Assignment — Retype the entries exactly, keeping every line intact.
[Material for the task — start]
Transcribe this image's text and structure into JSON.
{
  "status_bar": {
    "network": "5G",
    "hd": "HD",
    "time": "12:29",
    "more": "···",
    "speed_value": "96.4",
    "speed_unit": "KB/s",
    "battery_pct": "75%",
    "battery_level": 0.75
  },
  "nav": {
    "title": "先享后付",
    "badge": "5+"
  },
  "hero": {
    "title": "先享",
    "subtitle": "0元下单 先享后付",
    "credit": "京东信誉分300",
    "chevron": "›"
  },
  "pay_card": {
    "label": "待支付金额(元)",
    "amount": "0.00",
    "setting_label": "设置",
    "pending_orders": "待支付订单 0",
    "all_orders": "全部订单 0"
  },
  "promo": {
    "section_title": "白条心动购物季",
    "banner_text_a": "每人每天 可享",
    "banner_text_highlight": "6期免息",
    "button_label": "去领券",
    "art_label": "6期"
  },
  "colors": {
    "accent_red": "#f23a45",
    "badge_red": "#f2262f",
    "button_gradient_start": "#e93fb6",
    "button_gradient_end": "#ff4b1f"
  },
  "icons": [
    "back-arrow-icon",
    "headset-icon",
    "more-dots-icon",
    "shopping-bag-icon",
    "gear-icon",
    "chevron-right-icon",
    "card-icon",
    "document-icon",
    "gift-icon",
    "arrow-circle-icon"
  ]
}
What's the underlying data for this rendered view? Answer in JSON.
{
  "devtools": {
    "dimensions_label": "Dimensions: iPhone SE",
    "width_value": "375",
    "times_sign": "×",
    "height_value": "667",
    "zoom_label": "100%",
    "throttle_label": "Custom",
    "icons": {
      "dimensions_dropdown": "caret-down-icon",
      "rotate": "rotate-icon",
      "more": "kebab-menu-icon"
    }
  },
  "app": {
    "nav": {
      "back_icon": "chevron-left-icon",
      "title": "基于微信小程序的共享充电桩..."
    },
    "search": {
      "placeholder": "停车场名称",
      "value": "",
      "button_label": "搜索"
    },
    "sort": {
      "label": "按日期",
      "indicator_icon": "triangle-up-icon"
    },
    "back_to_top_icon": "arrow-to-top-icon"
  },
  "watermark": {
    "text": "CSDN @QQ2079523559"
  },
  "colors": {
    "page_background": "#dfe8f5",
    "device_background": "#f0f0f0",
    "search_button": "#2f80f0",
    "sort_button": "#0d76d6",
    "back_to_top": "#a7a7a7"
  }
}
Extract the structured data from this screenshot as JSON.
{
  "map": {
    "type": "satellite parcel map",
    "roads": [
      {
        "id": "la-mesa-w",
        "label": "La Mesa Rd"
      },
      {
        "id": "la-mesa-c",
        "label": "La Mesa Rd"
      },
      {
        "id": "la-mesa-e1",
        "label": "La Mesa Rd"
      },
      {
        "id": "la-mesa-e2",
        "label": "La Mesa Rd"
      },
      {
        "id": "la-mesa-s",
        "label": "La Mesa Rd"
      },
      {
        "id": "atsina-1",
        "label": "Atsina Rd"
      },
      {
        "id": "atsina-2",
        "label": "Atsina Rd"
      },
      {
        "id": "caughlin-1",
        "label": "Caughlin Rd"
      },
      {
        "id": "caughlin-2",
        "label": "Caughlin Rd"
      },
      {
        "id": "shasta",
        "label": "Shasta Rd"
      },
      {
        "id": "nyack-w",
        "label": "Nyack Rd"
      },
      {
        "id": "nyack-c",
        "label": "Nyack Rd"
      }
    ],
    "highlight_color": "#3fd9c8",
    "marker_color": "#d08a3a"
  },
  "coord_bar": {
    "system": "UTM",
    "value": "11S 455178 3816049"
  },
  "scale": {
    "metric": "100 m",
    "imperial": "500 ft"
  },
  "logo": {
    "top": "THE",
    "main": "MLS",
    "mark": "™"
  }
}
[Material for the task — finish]
Task answer —
Transcribe this image's text and structure into JSON.
{
  "status_bar": {
    "network": "5G",
    "hd": "HD",
    "time": "12:29",
    "more": "···",
    "speed_value": "96.4",
    "speed_unit": "KB/s",
    "battery_pct": "75%",
    "battery_level": 0.75
  },
  "nav": {
    "title": "先享后付",
    "badge": "5+"
  },
  "hero": {
    "title": "先享",
    "subtitle": "0元下单 先享后付",
    "credit": "京东信誉分300",
    "chevron": "›"
  },
  "pay_card": {
    "label": "待支付金额(元)",
    "amount": "0.00",
    "setting_label": "设置",
    "pending_orders": "待支付订单 0",
    "all_orders": "全部订单 0"
  },
  "promo": {
    "section_title": "白条心动购物季",
    "banner_text_a": "每人每天 可享",
    "banner_text_highlight": "6期免息",
    "button_label": "去领券",
    "art_label": "6期"
  },
  "colors": {
    "accent_red": "#f23a45",
    "badge_red": "#f2262f",
    "button_gradient_start": "#e93fb6",
    "button_gradient_end": "#ff4b1f"
  },
  "icons": [
    "back-arrow-icon",
    "headset-icon",
    "more-dots-icon",
    "shopping-bag-icon",
    "gear-icon",
    "chevron-right-icon",
    "card-icon",
    "document-icon",
    "gift-icon",
    "arrow-circle-icon"
  ]
}
What's the underlying data for this rendered view? Answer in JSON.
{
  "devtools": {
    "dimensions_label": "Dimensions: iPhone SE",
    "width_value": "375",
    "times_sign": "×",
    "height_value": "667",
    "zoom_label": "100%",
    "throttle_label": "Custom",
    "icons": {
      "dimensions_dropdown": "caret-down-icon",
      "rotate": "rotate-icon",
      "more": "kebab-menu-icon"
    }
  },
  "app": {
    "nav": {
      "back_icon": "chevron-left-icon",
      "title": "基于微信小程序的共享充电桩..."
    },
    "search": {
      "placeholder": "停车场名称",
      "value": "",
      "button_label": "搜索"
    },
    "sort": {
      "label": "按日期",
      "indicator_icon": "triangle-up-icon"
    },
    "back_to_top_icon": "arrow-to-top-icon"
  },
  "watermark": {
    "text": "CSDN @QQ2079523559"
  },
  "colors": {
    "page_background": "#dfe8f5",
    "device_background": "#f0f0f0",
    "search_button": "#2f80f0",
    "sort_button": "#0d76d6",
    "back_to_top": "#a7a7a7"
  }
}
Extract the structured data from this screenshot as JSON.
{
  "map": {
    "type": "satellite parcel map",
    "roads": [
      {
        "id": "la-mesa-w",
        "label": "La Mesa Rd"
      },
      {
        "id": "la-mesa-c",
        "label": "La Mesa Rd"
      },
      {
        "id": "la-mesa-e1",
        "label": "La Mesa Rd"
      },
      {
        "id": "la-mesa-e2",
        "label": "La Mesa Rd"
      },
      {
        "id": "la-mesa-s",
        "label": "La Mesa Rd"
      },
      {
        "id": "atsina-1",
        "label": "Atsina Rd"
      },
      {
        "id": "atsina-2",
        "label": "Atsina Rd"
      },
      {
        "id": "caughlin-1",
        "label": "Caughlin Rd"
      },
      {
        "id": "caughlin-2",
        "label": "Caughlin Rd"
      },
      {
        "id": "shasta",
        "label": "Shasta Rd"
      },
      {
        "id": "nyack-w",
        "label": "Nyack Rd"
      },
      {
        "id": "nyack-c",
        "label": "Nyack Rd"
      }
    ],
    "highlight_color": "#3fd9c8",
    "marker_color": "#d08a3a"
  },
  "coord_bar": {
    "system": "UTM",
    "value": "11S 455178 3816049"
  },
  "scale": {
    "metric": "100 m",
    "imperial": "500 ft"
  },
  "logo": {
    "top": "THE",
    "main": "MLS",
    "mark": "™"
  }
}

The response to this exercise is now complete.